Start of Block
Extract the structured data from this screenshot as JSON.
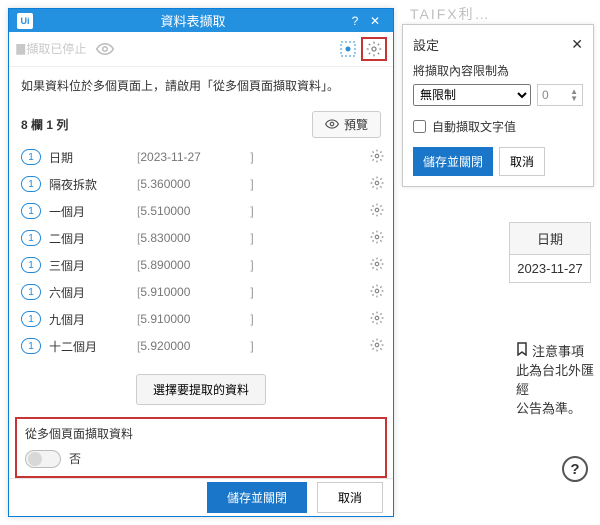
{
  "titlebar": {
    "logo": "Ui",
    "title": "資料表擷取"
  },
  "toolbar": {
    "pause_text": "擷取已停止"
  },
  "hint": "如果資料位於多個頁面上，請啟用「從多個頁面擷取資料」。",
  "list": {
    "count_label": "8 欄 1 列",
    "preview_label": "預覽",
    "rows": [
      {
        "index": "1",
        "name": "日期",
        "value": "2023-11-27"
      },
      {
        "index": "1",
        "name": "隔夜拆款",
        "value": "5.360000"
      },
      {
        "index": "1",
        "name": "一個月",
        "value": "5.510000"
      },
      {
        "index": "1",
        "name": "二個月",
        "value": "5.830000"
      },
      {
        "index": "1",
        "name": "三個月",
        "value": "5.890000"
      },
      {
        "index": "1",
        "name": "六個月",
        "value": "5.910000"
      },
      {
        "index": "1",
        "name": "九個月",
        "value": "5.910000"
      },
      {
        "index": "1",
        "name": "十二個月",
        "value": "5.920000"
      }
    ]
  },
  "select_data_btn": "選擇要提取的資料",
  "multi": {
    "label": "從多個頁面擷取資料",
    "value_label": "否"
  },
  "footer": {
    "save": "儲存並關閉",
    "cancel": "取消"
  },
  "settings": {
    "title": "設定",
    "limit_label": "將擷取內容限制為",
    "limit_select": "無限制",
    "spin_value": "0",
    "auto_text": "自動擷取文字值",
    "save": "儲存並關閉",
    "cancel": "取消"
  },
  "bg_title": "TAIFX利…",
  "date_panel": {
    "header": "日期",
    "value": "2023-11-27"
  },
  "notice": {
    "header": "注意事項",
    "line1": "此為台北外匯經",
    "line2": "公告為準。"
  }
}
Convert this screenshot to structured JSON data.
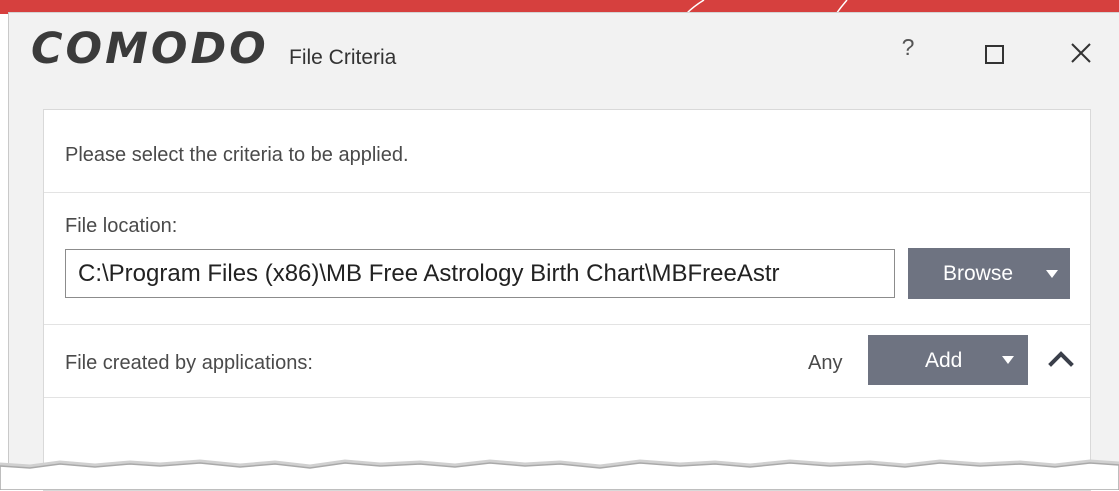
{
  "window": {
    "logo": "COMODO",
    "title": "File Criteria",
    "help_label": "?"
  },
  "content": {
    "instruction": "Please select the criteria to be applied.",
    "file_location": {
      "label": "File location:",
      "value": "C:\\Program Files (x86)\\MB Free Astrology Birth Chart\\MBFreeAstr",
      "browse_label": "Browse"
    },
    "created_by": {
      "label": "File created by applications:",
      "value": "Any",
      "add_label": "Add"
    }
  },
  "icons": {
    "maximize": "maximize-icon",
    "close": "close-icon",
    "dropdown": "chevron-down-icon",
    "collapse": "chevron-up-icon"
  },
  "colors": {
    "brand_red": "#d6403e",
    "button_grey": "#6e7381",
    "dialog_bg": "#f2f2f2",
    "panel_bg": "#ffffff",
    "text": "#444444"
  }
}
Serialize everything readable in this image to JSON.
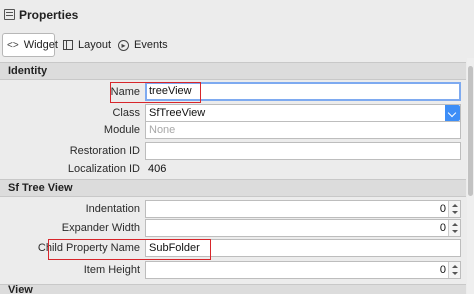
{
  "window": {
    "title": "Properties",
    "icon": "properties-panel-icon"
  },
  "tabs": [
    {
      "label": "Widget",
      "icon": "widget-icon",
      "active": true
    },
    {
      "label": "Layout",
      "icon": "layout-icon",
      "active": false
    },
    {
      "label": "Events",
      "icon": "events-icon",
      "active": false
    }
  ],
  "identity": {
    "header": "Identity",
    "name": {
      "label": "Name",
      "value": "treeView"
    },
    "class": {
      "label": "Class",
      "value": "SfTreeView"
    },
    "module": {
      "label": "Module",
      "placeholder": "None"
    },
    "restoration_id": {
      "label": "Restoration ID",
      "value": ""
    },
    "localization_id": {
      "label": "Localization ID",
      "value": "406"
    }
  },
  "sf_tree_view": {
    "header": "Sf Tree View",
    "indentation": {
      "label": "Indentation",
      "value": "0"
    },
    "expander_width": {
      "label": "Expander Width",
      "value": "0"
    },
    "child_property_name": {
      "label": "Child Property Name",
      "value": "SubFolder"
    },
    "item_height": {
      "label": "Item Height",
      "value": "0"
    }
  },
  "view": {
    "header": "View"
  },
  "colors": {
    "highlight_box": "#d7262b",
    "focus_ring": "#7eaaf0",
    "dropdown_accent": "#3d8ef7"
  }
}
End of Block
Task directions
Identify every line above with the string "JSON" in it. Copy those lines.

Result of the task
Extract the structured data from this screenshot as JSON.
Convert this screenshot to structured JSON data.
Serialize everything readable in this image to JSON.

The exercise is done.